Of course I don’t possess insider knowledge of Oz tertiary institutions, but such an insinutaion seems far-fetched. Men are usually more likely to be filled with schadenfreude when a male colleague does not deliver. Males are rivals, women primarily potential partners and collaborators. The success of a female colleague is thus far less threatening to me than that of my buddy in the same institution.
Three years ago, a change in our federal laws created three new powerful positions for each university; “Vize-Rektor” was the name for these, which came with handsome salary increases (close to AUD 20.000 per annum by today’s echange rate). At my uni it was agreed that if a woman came forward to claim one of these positions she would not be opposed in the Senate election. So we had a female “Vizerektor” for the budget portfolio, the single most powerful position after that of the Rektor. Unfortunately, soon after she was offered a professorship at a Swiss university, which she could not refuse. So before leaving she went around trying to recruit another woman in our university who would step into her position. To her and my dismay not a single woman was willing to take on that job.
Second anecdote. A few years ago the position of a junior lecturer was to be filled at the history department, and I was a member of the appointments committee. The department itself had voted 7:3 in favour of a young woman, on the basis of her expertise and publications in the field of working-class culture and history. The vote was not, alas binding. The most senior professor at the department wanted to fill the position with his own PhD candidate, who had done his research in choral, folk-costume and folk-art societies. (I kid you not.) He managed to get all the professors on the committee on his side. The committee was made up of twelve professors, six non-tenured assistant professors (of whom I was one), six students and one representative of the non-academic staff. A total of 25.
The final vote was 13:12 for the male candidate. But what was so remarkable was that the ONE woman professor who could have decided the issue did not participate in the debate and left the meeting before the vote was taken, handing her vote to a male colleague. (OK I hear you reply, typical Margaret Thatcher case, wanted to be one of the boys. Wrong — she had kept and continues to keep a high profile as the champion of women’s causes.) And of the six student representatives, there was again ONE woman — and she vigorously campaigned for the male candidate (both belonged to the conservative student caucus), while the five male student reps argued and voted for the woman candidate. So if someone tells me about males keeping women out of academic positions, I respond with Homeric laughter.
The intensity of various debates in Australia continues to amaze me. In a short essay that was recently published in Southerly I have argued that Australia has a history of intensely planning the future — because there is not much of a past, at least in comparison with Europe. Australians tend to view their own society as a fairly open, uninhibited one, whereas I tend to see it as over-protective, illiberal, and given to almost fanatic regulations of every itty bitty social issue.
The First Stone and The Hand that Signed The Paper controversies are good cases in points.

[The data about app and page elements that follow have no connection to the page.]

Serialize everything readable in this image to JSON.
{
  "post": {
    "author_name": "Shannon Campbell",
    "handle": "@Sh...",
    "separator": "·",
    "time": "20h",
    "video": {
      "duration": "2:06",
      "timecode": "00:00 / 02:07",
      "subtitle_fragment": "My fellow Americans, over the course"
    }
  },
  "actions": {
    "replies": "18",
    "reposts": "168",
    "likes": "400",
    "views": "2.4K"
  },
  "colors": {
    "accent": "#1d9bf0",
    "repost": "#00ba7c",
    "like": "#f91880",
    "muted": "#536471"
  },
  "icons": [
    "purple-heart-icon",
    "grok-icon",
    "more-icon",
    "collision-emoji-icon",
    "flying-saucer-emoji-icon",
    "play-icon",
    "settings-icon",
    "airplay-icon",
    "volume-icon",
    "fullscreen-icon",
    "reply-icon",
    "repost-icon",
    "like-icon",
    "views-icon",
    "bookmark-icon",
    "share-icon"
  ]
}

Regarding the former (THTSTP having disappeared from public discourse), I am amazed how divisive that matter became and how fierce the attacks. Jenna Mead in her introduction to bodyjamming claims that her book is “without rancour”. Earlier on she calls Helen Garner a “one-time feminist”, her letter to the Ormond College Master “infamous” and her career “stalled after the publication of her last novel Cosmo Cosmolino.”
And that is why I welcome articles of the kind that Kerryn Goldsworthy wrote for AHR.
Department of English
University of Klagenfurt